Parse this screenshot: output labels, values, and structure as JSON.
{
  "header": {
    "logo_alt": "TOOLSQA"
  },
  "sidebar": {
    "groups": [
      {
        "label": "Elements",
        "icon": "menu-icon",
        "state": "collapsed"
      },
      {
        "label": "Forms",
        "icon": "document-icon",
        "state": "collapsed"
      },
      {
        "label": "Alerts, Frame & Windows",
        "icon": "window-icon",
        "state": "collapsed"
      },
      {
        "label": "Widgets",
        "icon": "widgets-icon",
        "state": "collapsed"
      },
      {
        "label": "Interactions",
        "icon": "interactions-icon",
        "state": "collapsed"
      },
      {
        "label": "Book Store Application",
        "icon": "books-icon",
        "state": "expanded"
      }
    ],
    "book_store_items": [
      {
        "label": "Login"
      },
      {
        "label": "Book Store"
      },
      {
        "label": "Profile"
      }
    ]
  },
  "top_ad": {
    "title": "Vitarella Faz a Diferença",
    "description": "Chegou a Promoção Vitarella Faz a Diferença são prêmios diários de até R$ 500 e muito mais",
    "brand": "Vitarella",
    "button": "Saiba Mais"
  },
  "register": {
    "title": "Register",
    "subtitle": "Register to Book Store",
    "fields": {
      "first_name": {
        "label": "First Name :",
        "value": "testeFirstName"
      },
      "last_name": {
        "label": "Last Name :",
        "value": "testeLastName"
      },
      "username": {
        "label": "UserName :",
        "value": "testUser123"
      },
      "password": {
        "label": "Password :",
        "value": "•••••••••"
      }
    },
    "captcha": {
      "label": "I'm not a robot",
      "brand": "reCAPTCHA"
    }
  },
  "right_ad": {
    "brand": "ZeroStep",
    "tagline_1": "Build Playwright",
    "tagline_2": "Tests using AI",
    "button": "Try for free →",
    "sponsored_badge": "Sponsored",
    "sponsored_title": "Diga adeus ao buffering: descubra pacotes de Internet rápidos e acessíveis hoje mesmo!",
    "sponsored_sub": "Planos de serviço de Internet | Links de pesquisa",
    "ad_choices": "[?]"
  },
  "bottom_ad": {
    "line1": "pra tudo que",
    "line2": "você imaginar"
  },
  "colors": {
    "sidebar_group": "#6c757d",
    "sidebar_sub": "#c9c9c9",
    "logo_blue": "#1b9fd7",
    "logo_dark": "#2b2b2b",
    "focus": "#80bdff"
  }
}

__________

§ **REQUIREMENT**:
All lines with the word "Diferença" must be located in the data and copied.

§ **EXPECTED ANSWER**:
    "title": "Vitarella Faz a Diferença",
    "description": "Chegou a Promoção Vitarella Faz a Diferença são prêmios diários de até R$ 500 e muito mais",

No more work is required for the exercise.